I’ve never really cared for service outage stories, such as the big one that hit Rogers’ wireless network on Wednesday. The fact is, even the most solid and seemingly foolproof systems break down every once in a while. It happens to telecom companies, it happens to Google, it happens to Netflix, it happens to BlackBerry, it happens to everyone. It’s only if the resultant outage is prolonged, or if it happens frequently, that it should be grounds for concern.
I was as inconvenienced as anyone else was during this latest outage. I was trying to make plans to pick up a teammate for our Wednesday night volleyball game and was having a heck of a time trying to get in touch. I’m not on Rogers but she is – our calls weren’t going through and texts were slow to make it, if they did at all. To make matters worse, the highways around Toronto were jammed (as usual) with accidents. It was a sort of perfect storm cluster%#$@, as the curse words flying in my car attested to.
And then I took a deep breath. I asked myself, what was the worst that could happen? The answer: my teammate wouldn’t make it to the game, at which point we would have to recruit someone from another team to fill in. Well now, that wouldn’t have been the end of the world, would it?
There were doubtlessly many people who had significantly more important situations – perhaps even life-threatening – complicated because of the outage, but I suspect that for the vast majority it was a minor inconvenience at best. A lot of complainers, some of whom harassed a poor guy in New York who just happens to have the Twitter handle @Rogers, were just expressing their sense of entitlement without even knowing it.

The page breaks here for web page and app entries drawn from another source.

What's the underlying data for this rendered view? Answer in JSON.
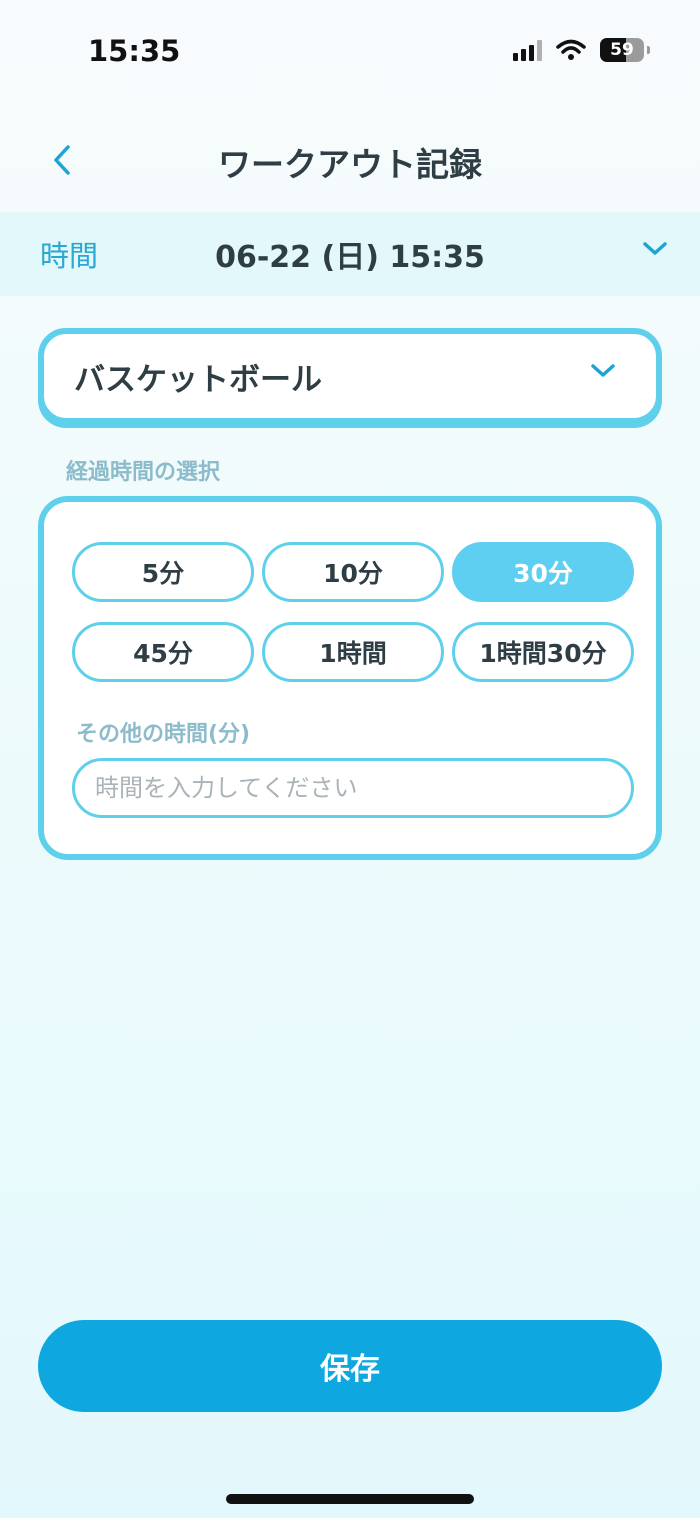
{
  "status_bar": {
    "time": "15:35",
    "battery": "59"
  },
  "nav": {
    "title": "ワークアウト記録"
  },
  "time_row": {
    "label": "時間",
    "value": "06-22 (日) 15:35"
  },
  "sport": {
    "selected": "バスケットボール"
  },
  "duration": {
    "section_label": "経過時間の選択",
    "options": [
      "5分",
      "10分",
      "30分",
      "45分",
      "1時間",
      "1時間30分"
    ],
    "selected": "30分",
    "other_label": "その他の時間(分)",
    "other_placeholder": "時間を入力してください"
  },
  "save_label": "保存",
  "colors": {
    "accent": "#5ed0ec",
    "primary_button": "#0ea7e0",
    "label": "#29a8d4"
  },
  "icons": [
    "signal-icon",
    "wifi-icon",
    "battery-icon",
    "back-chevron-icon",
    "chevron-down-icon"
  ]
}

For some reason, we have this expectation that everything needs to work whenever we want it to, and if it doesn’t we lose our minds. Sure, Rogers and other telecom companies often do much to deserve the wrath of their customers, so it’s understandable that some people fly off the handle easily when it comes to this stuff.
But realistically speaking, there are so many ways to communicate these days that it’s not hard at all to get in touch with someone if there’s something truly important at stake: email, text message, cellphone call, landline call, Facebook message, Twitter message, Skype – heck, maybe even a payphone. Many of those options don’t depend on wireless services at all, and vice versa. If everything goes down at once, well then telecom woes might be the least of our concerns – it could very well mean we’ve been hit with an electromagnetic pulse ahead of an invasion by North Korea.
And having said that, if a particular communication isn’t that important, maybe we should look at the outage as a blessing in disguise. After all, how often do we get any peace and quiet these days?